Dalai was written while spending time in Mongolia in the summer of 2012. I learned that the meaning of the word Dalai, that we know so well from Dalai Lama, means ocean in Mongolian. Traveling in the Gobi desert, the power of the wind was omnipresent, and absolutely striking to me. It was possible to see the storms and changes of weather traversing the endlessly flat desert from miles away—often surprisingly quick—bringing gusts more powerful than I had ever experienced. Every turn of the head gave variation to the sound of the howling wind: so violent at times and peaceful in its aftermath. The obsession with wind was an easy to acquire, the more I listened, the more I realized the sound of crashing waves and the ocean’s movements were the sounds of wind. In a landlocked country such as Mongolia, I sensed the ocean all around me. Wind, ocean, breath.

Everyday Cantor

Everyday Cantor features voice and field recording. The sounds of sacred song in the everyday act of showering. Is there a difference between singing in a cathedral or singing under the shower head? The devotional voice reveals itself and then becomes drenched in everyday simplicity.

Idiomia

Inspired by random sequences of bird calls and the meaning that comes out of non verbal sonic communication. The answer is in the ear of the beholder. The voice has dynamic expression, calls, yells, gentle flutters, overtones, ingressive and egressive breathing. What is it saying? The mind wants to distill the voice, but allow it to migrate.

Tunnel

Tunnel is an improvisation on a traditional Yemenite Jewish folk song called Tzur Manoti. My Yemenite roots have always been strong in me, I see them on my face, and hear them in my voice. I often question how I fit along the continuum of my spiritually devoted ancestors, having arrived at this experimental art form. In this song I find a passageway between who I am today and the narrative of kindred souls. The result is a contemporary translation which keeps me present in my explorations (and realizations) of free form, allying me with my deep past.

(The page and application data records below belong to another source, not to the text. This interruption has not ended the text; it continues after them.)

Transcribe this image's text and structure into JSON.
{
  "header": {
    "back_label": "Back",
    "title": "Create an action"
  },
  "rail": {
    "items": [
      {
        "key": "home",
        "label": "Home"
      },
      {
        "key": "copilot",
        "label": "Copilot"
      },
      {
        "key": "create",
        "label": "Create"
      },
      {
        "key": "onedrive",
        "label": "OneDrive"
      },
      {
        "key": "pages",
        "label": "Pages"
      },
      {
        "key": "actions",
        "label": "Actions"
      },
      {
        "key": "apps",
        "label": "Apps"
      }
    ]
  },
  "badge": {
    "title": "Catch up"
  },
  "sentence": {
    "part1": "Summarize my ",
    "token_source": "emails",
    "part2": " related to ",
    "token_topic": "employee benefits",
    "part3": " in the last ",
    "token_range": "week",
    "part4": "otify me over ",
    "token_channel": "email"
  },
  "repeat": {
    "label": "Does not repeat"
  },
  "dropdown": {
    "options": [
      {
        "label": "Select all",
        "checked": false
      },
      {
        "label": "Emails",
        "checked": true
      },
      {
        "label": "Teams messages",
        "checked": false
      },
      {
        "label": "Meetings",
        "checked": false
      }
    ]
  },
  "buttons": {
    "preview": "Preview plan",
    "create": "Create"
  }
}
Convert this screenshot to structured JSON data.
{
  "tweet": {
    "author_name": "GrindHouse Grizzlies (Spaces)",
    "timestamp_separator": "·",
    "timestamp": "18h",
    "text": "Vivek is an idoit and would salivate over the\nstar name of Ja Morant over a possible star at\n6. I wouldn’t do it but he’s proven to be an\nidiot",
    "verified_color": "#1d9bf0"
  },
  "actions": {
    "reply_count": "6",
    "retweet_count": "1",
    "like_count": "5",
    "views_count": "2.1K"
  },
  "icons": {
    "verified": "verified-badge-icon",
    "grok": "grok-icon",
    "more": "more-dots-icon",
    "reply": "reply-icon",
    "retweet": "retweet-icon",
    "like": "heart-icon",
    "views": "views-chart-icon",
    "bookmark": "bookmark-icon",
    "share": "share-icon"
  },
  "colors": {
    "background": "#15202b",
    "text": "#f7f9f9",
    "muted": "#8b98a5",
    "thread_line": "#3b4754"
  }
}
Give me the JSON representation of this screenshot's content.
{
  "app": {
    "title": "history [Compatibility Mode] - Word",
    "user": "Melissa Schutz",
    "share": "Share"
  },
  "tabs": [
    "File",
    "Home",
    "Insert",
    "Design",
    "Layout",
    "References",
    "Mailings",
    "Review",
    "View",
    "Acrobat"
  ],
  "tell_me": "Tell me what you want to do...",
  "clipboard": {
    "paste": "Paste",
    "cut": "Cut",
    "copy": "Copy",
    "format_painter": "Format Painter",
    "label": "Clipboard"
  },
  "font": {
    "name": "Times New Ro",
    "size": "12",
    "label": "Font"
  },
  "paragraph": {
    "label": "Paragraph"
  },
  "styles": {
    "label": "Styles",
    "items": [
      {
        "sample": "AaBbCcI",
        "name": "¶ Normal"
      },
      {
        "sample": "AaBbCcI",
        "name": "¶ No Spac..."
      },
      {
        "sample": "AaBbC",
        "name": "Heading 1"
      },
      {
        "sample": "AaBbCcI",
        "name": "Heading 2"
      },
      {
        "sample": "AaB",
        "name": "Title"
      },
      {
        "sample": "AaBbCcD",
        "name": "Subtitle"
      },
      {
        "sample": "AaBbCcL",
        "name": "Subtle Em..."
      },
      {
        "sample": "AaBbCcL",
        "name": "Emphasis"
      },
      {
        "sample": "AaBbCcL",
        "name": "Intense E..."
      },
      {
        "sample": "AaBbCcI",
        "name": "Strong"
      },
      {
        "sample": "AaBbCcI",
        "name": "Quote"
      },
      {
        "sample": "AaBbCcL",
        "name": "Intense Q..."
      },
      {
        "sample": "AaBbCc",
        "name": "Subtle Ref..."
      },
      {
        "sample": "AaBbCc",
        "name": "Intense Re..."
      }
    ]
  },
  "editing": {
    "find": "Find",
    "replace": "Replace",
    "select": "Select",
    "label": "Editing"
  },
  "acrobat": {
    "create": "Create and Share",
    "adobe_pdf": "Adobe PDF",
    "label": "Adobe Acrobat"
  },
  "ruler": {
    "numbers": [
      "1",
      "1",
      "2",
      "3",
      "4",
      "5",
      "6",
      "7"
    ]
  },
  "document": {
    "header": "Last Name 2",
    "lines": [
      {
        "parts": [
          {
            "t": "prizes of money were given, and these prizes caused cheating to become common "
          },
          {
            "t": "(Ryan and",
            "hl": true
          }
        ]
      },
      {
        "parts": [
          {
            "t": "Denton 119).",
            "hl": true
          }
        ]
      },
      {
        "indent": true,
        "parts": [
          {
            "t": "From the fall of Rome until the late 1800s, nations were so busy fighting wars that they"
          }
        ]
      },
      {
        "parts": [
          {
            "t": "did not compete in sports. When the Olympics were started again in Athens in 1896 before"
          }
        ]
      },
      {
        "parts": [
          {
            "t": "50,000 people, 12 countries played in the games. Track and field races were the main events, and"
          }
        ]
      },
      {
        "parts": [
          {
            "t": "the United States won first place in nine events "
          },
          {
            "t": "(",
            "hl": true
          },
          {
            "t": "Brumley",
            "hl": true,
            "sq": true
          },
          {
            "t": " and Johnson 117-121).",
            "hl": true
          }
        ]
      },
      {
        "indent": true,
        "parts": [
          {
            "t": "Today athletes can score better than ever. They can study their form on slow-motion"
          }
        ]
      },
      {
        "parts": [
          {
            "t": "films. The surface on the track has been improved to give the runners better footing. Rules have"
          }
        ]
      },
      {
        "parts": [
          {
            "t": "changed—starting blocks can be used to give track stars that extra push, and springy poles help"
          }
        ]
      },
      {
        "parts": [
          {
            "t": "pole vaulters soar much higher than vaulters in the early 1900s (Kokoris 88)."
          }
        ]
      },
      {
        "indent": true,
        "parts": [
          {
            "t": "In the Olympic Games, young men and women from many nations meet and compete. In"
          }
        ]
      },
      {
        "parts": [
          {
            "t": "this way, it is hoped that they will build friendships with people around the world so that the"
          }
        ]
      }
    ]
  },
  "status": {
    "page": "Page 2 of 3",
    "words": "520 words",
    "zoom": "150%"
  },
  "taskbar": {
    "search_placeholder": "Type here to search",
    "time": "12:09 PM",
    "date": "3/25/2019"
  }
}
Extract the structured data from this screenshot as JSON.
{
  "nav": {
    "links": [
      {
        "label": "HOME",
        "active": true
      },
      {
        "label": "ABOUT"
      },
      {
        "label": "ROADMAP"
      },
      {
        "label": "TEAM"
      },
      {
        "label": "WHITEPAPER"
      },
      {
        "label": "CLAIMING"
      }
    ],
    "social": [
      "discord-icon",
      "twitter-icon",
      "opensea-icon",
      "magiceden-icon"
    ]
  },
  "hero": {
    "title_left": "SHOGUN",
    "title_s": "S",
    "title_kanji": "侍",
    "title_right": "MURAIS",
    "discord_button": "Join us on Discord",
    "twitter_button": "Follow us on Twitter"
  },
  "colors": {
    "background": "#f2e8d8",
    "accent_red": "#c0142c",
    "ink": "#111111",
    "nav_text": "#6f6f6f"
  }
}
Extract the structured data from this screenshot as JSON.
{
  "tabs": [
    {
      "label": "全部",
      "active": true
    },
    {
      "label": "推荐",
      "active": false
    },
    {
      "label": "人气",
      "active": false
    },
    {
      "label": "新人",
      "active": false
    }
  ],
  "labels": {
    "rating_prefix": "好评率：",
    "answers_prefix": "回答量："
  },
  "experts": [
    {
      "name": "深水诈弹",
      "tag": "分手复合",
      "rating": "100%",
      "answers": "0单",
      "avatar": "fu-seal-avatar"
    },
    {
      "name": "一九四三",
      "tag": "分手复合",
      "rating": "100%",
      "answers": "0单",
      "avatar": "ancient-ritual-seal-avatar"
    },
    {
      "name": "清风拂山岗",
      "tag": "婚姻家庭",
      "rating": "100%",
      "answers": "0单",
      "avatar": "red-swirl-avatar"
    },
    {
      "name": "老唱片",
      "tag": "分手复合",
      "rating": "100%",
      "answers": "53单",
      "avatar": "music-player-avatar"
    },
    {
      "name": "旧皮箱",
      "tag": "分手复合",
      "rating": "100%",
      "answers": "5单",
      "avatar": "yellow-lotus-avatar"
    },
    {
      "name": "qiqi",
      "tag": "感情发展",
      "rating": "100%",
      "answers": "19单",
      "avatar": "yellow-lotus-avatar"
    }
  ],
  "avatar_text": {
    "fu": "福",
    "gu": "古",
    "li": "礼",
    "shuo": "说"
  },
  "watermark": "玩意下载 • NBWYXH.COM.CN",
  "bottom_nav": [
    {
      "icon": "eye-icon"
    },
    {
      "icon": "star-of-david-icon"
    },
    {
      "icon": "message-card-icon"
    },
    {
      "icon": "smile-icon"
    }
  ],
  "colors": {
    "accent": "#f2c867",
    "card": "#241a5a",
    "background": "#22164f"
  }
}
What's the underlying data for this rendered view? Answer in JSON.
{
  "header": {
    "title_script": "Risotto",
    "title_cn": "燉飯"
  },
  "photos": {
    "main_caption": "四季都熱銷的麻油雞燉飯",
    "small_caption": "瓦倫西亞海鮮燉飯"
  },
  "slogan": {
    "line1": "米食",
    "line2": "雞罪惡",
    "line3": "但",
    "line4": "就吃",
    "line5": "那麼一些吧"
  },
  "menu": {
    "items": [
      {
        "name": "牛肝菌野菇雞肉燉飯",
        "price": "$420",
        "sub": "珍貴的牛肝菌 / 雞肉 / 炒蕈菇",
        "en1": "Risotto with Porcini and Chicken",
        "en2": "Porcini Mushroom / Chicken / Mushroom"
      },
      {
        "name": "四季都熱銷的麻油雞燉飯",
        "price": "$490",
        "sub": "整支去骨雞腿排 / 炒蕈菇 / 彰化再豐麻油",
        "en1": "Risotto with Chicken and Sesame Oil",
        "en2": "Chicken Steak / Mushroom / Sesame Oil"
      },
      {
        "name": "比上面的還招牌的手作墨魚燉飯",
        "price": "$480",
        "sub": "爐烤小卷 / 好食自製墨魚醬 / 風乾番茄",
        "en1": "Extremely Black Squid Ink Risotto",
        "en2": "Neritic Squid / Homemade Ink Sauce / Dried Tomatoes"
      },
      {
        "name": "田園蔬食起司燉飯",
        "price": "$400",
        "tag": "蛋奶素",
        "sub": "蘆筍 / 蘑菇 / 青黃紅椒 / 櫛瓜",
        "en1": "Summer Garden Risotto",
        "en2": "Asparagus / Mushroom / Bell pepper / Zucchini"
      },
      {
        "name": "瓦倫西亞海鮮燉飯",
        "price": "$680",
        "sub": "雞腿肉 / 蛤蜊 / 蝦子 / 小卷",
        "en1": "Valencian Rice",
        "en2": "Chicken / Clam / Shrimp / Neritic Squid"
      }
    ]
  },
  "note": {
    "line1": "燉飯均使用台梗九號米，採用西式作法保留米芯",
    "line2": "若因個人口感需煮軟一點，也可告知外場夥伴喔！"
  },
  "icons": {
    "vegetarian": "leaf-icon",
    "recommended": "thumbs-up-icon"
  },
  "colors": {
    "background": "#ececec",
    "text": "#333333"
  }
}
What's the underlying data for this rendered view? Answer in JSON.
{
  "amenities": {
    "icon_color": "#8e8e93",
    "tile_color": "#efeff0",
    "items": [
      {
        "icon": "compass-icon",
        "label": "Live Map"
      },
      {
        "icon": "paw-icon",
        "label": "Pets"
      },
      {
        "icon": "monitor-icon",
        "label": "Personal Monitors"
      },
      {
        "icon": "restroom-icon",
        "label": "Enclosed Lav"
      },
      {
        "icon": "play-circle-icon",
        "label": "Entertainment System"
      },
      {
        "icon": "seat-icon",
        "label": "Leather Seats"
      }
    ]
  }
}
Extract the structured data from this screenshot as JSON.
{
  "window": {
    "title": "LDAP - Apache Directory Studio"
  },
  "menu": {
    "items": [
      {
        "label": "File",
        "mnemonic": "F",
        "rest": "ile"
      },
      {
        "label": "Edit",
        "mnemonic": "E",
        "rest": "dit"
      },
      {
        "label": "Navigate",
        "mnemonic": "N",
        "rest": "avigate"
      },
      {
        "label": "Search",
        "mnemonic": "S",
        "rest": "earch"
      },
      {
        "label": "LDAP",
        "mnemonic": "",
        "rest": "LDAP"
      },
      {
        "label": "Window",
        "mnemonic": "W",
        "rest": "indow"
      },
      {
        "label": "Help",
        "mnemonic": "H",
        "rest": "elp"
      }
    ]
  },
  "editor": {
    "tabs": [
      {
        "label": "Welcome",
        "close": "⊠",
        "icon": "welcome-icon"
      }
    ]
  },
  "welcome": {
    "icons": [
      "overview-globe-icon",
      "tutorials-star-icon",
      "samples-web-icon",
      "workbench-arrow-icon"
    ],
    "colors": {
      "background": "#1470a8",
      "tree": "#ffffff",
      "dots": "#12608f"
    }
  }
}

Tapestry of Synonyms

We are what we hear. A collage of field recordings collected over the last four years including goats, monks, trains, plates, horses, helicopters, microwaves, wind storms, rain on tents, creaking cabinet doors, dragging chairs, tin foil crumbling, fire crackling, locks clacking, teeth brushing, family and friends from California, New York, Mexico, Mongolia Italy and Israel.

The collection of textures from our environment are juxtaposed with the voice, which we often do not consider as related. However, whether in texture or song, we do find part of our surroundings, mimicking, blending, connecting.

There is only reverb added to some of these field recordings. Besides being sliced and pasted, there are no other manipulation or altering effects.

The voice of Archie Carey, my grandmother Rachel Nini and my parents David and Tamar Nini are included.

There Are So Many Things that I Have To Tell You

Language can be tricky, slippery and twofold. This piece is a stream of consciousness improvisation with words, surfacing moods and thoughts otherwise submerged.

I sit in front of my loop pedal and amp, not knowing what stories will emerge, and allow them to flow. No story quite like the last, It is always a new and exciting journey.

Cyclicality

One voice layers on another, and another and another, shifting, morphing, coasting.

Beneath all these layers, I am still only one.

Thank you to all these wonderful people and places who created this album with their patient and skillful talents, generosity, inspiration and love. Endless gratitude.

Justin Asher, Joe Panzner, Brian Saia, Julie Tolentino + Feral Studios, CalArts, Adeline Newmann, Saul Alpert Abrams, Thea Lorentzen, Pieter Performance Space, Gerry Hemingway (for teaching me that music is sound in time), and ALL the incredible people who supported this album on Kickstarter.

Thank you to my dear family, Achinoam, Roy, Sharra, to my grandmother Rachel whose voice of many lives always plays in my ear, and especially to my parents David and Tamar Nini for their endless unquestioning love and support. My voice is your voice.

. . . and to Archie, for absolutely everything. This album is for you.

pfMENTUM CD083

PFMCD083